The Syrian crisis caused the loss of hundreds of thousands of lives, poverty, and a worsening socio-economic situation. In Syria, 28% of the total population aged two and above live with a form of disability.
“There’s a huge need when it comes to disability in Syria. The number of disabled persons spiked since 2011, when the crisis began, because of bullets, missiles, mines, and explosives. Other disabilities are caused by neglect, malnutrition and lack of health care including not getting the necessary vaccines. Sometimes not getting the needed medical attention can worsen a simple issue and make it a permanent disability.” Jihad said.
Jihad Al-Natour is a Disability Officer who has been working with Medair since the beginning of the programme in 2015. Jihad also works as a certified physiotherapist.
“Sometimes we’re faced with resistance from the people we assist. For example, in one case, I advise a person can move with a walker and some help from the caregivers. However, the person resists and insists they cannot walk at all and prefers a wheelchair. This can make their condition worse and lead to full disability.” Jihad said.
“Sometimes the mental barrier is stronger than the physical disability. We encountered people who have given up on hope a long time ago and it’s hard to revive their faith in themselves and their ability to improve their conditions.”
In Homs, we joined Jihad during his visit to people Medair assisted with mobility devices earlier in 2022.
“She was healthy last year. Then suddenly she suffered a stroke. As a result, she’s now unable to communicate or walk.” Halima’s father, Mohammad, told us.
Halima is married and has a son. Her family takes care of her and have been trying to get her to walk, but she was losing hope.
Jihad and Halima’s brother held her and encouraged her to use the new wheeled walker. At first, Halima’s eyes were filled with doubt, and she wasn’t convinced this will help her walk. Then she took her first step forward. Determined, she took five steps before she got tired, a significant achievement.
Batool is a 10-year-old and was born with paralysis. Her legs are malformed which prevents her from walking and so she relies on crawling to move around, or her mother has to carry her from one place to the other. Medair provided Batool with a wheelchair specifically for her condition, to help her move easily.
“She’s a smart child. As you see on the wall, she and her sister are very passionate about drawing.” Batool’s mother, Aysha, told us.
“I want the world to see Batool for who she truly is, a happy child with big ambitions.” Aysha said.
Amna is 65-year-old. She takes care of her granddaughters Amna, named after her grandmother, and Marwa.
“As you can see, walking is a pain for me, even sleeping can be hurtful sometimes.
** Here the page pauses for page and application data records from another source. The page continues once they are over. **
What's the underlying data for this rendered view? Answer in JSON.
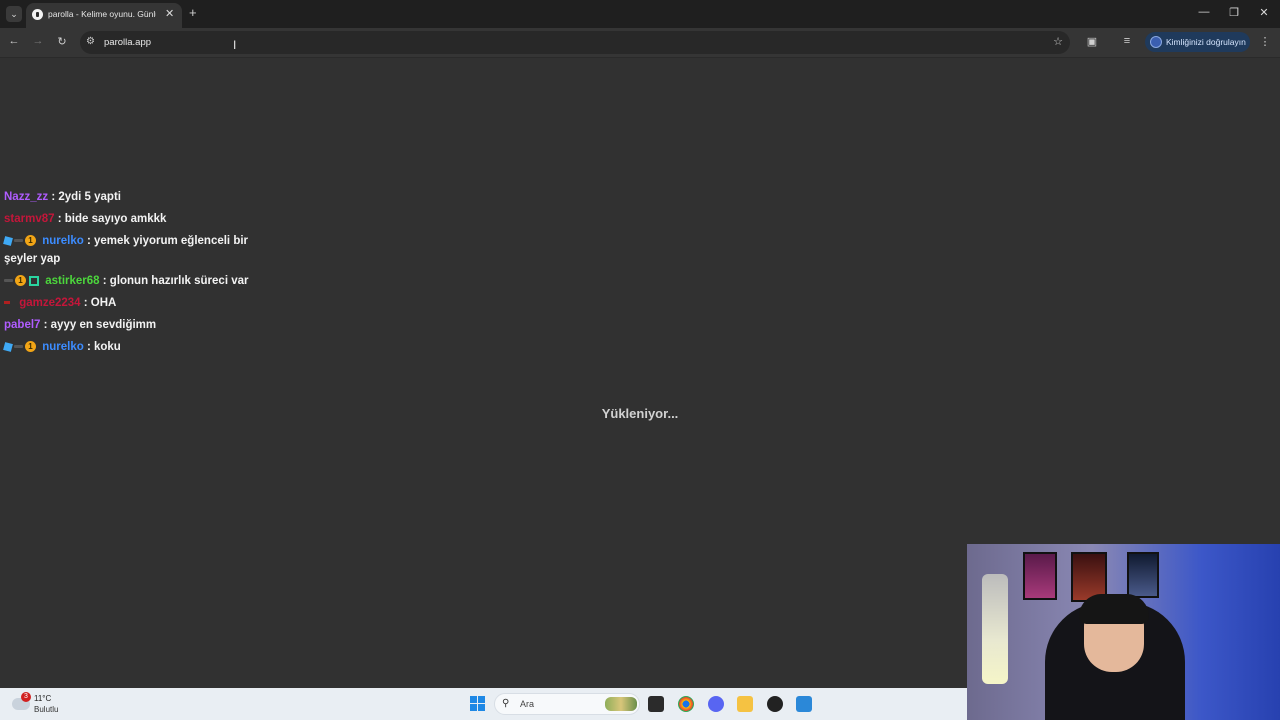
{
  "browser": {
    "tab_title": "parolla - Kelime oyunu. Günlük",
    "url": "parolla.app",
    "verify_label": "Kimliğinizi doğrulayın"
  },
  "chat": {
    "messages": [
      {
        "user": "Nazz_zz",
        "user_color": "#b05cff",
        "text": ": 2ydi 5 yapti"
      },
      {
        "user": "starmv87",
        "user_color": "#c4163a",
        "text": ": bide sayıyo amkkk"
      },
      {
        "user": "nurelko",
        "user_color": "#3c8cff",
        "text": ": yemek yiyorum eğlenceli bir şeyler yap"
      },
      {
        "user": "astirker68",
        "user_color": "#4cd63c",
        "text": ": glonun hazırlık süreci var"
      },
      {
        "user": "gamze2234",
        "user_color": "#c4163a",
        "text": ": OHA"
      },
      {
        "user": "pabel7",
        "user_color": "#b05cff",
        "text": ": ayyy en sevdiğimm"
      },
      {
        "user": "nurelko",
        "user_color": "#3c8cff",
        "text": ": koku"
      }
    ],
    "badge_coin": "1"
  },
  "main": {
    "loading_text": "Yükleniyor..."
  },
  "taskbar": {
    "weather_badge": "3",
    "weather_temp": "11°C",
    "weather_desc": "Bulutlu",
    "search_label": "Ara"
  }
}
I have to take a bunch of medication to ease the pain of my joints.” Amna told Jihad.
“We live together in this room and I’m the caregiver of these two little girls, so I need to be strong to provide for them.” Amna said.
Medair provided Amna with a walker, disability toilet seat, and a bed.
As a part of its health activities, Medair focuses on people living with mobility impairment. Each year, about 300 people living with mobility impairment (PLWMI) benefit directly from Medair’s assistance in Syria.
Additionally, in Medair’s other programming, Medair makes sure that people living with a disability are thought of; For example, making sure when rehabilitating a clinic to provide the entrance with ramps for wheelchairs. When rehabilitating homes, bathrooms are equipped with disability-friendly toilet seats, and the staircase with grips for protection.
“Medair Syria is striving to increase the support for more projects that help PLWMI regain their dignity and have a decent way of life”, said Dr Vlad Chaddad, Medair Syria’s Health and Nutrition Advisor.
In Syria, Medair’s work is made possible by the European Commission’s Civil Protection and Humanitarian Aid Operations, Swiss Development Cooperation (SDC), Swiss Solidarity, SlovakAid and generous private donors like you.
This content was produced with resources gathered by Medair field and headquarters staff. The views expressed herein are those solely of Medair and should not be taken, in any way, to reflect the official opinion of any other organization.